Do you have a favorite design?
I really like the first collection we show in the film, the "Liberation" collection, which was a small scandal at that time. It was the first time someone really showed a woman in such a provocative way, very erotic. Today, you can see everything [on the runway] and here it's just suggested, but it's way more powerful. This freedom he gave to women in his clothes was also very provocative at that time, making women very strong and powerful. It's another take on feminism. He was the first one to think about clothes for women that they could wear to go to work, or to walk in the street, or to even go in a club at night. Just to have pockets for the first time!
Did you do anything different to prepare for this role from what you've done in the past?
It actually changed the way I now consider the entire process of preparing for a role. I tried to do a lot of research, learn everything about this man, but at some point, I felt I was buried under facts and details. That's when I decided to change direction and step back from reality to clear some space where I could fantasize about the character and reinvent my own version of this man. That's when I realized a big part of my work was to actually go dig inside my own memories, my own life, my own emotions and inject it in my performance so that it would feel more truthful and real. In the end, that's what cinema is about. It's about seeking the truth through artifice and lies. It's a big challenge to actually be portraying such an iconic figure that just passed away very recently. It's someone who's still very present in the collective memory and I knew there would be a lot of expectations.
Did you feel any anxiety about those expectations?
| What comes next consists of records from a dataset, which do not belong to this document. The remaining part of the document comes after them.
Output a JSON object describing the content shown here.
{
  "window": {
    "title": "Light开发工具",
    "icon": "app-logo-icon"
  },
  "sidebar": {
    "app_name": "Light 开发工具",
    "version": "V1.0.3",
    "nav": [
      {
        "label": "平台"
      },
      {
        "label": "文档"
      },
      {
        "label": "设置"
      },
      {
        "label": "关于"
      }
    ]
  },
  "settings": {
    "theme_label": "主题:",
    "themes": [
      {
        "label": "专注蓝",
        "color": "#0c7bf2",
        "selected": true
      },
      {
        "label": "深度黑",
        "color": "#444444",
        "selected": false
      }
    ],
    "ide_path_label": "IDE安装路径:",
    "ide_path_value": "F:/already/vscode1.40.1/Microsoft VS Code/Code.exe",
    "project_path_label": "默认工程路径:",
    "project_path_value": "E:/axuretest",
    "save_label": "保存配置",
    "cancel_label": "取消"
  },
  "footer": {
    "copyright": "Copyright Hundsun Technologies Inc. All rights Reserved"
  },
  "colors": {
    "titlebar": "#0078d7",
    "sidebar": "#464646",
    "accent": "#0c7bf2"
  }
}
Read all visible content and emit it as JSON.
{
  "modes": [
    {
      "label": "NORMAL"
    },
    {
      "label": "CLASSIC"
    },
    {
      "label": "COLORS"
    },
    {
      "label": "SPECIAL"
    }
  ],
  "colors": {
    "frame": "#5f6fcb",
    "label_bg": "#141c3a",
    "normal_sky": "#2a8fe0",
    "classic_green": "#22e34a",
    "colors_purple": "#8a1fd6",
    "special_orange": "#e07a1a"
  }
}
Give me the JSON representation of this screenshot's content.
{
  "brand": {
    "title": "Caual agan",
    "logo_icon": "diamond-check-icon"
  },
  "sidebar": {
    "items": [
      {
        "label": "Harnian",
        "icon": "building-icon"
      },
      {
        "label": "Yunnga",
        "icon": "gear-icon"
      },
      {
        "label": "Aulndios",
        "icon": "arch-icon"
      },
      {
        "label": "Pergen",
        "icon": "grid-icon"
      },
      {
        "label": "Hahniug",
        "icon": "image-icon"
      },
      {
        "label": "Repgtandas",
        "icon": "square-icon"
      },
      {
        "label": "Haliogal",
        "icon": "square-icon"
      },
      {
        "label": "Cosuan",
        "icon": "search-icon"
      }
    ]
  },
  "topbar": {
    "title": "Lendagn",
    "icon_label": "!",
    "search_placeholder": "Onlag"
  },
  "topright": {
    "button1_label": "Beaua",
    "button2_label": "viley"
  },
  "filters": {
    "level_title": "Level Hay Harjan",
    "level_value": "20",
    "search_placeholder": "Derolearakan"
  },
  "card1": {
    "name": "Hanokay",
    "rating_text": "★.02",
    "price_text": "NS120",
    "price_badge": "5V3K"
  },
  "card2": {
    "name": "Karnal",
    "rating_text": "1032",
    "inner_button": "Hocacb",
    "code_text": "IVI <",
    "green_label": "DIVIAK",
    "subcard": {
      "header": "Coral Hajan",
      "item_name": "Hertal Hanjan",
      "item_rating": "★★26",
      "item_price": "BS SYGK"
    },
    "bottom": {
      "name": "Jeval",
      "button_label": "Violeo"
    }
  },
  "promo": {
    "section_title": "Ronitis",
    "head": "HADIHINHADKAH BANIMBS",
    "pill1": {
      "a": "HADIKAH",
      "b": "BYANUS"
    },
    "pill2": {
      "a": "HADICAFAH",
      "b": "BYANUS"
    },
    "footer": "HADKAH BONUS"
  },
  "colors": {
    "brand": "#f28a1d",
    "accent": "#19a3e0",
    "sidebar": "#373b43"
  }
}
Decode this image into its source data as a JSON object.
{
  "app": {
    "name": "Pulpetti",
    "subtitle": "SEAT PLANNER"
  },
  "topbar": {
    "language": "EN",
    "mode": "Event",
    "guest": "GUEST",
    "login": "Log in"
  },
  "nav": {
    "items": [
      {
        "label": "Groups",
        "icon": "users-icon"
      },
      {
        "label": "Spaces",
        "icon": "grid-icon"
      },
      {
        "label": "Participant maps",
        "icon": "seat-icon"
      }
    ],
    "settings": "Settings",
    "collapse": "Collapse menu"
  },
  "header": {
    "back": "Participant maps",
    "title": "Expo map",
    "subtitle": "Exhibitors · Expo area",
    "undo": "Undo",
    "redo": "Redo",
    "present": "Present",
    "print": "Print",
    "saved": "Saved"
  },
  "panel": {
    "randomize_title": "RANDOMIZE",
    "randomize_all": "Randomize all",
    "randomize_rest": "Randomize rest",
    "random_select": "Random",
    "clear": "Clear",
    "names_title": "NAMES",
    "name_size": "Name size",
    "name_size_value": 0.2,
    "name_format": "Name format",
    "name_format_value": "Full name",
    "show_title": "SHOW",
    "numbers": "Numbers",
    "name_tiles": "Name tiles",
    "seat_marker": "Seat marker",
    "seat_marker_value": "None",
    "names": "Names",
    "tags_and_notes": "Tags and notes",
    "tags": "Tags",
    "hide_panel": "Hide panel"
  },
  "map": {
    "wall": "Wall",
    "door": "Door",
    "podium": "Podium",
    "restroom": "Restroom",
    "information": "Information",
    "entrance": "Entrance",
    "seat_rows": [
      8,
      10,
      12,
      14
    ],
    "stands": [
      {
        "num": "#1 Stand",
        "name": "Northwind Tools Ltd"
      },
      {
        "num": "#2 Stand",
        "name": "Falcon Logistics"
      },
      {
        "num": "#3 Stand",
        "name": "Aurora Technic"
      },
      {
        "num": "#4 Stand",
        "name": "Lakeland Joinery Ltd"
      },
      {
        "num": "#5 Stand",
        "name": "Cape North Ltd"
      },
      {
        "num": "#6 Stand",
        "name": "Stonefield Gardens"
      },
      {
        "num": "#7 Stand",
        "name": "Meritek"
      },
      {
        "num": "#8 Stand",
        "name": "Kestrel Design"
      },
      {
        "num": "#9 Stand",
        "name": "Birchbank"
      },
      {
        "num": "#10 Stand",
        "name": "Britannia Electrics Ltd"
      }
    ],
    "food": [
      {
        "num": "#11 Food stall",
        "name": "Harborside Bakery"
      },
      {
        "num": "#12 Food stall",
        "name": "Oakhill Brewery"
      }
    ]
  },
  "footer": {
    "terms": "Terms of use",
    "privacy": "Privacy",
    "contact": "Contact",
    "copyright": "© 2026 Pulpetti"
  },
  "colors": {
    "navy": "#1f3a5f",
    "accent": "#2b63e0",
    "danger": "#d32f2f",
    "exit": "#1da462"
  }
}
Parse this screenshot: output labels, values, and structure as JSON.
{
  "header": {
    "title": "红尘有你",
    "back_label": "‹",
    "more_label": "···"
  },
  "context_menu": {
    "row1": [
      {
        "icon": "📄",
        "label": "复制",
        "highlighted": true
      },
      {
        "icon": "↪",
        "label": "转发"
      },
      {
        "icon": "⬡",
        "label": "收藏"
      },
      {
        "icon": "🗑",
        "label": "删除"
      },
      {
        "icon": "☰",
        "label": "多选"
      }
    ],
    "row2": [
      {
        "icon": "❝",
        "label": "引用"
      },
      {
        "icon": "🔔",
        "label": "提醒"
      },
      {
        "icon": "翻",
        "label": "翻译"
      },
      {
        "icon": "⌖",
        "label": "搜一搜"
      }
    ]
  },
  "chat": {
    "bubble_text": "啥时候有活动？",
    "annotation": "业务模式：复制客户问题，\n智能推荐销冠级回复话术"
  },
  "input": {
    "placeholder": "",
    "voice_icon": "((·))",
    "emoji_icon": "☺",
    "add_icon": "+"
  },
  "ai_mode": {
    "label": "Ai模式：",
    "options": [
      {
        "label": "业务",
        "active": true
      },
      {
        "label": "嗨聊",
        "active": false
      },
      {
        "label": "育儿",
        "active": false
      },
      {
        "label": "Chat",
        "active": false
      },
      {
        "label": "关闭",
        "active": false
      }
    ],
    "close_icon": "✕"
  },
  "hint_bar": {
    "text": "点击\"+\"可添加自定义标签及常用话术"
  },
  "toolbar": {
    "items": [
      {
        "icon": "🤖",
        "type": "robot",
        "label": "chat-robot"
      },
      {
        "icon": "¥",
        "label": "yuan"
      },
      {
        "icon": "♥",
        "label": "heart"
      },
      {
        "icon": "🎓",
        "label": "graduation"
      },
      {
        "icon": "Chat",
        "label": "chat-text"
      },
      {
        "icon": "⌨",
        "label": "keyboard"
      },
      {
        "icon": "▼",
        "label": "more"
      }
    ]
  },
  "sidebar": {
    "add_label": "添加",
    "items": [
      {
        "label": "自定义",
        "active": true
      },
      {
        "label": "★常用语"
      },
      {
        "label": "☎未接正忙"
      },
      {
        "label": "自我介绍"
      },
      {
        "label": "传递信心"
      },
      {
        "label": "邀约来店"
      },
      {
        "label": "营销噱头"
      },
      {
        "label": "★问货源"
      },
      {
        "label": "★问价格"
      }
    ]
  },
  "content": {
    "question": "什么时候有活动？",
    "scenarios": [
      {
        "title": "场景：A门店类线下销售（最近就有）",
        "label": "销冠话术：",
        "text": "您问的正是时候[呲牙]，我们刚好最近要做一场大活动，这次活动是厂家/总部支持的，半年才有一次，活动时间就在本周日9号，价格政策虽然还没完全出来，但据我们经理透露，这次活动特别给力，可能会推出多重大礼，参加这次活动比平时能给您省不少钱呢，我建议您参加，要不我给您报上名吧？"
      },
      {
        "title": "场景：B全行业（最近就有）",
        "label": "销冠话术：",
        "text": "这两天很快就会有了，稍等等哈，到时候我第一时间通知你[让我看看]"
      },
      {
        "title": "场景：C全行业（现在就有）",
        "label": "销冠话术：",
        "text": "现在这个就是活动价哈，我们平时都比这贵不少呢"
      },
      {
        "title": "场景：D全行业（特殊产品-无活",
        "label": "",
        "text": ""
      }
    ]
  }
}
Yeah, of course! But part of my job was to actually go through this process, this journey that allowed me to free myself from that pressure and those expectations. To be able to make it mine.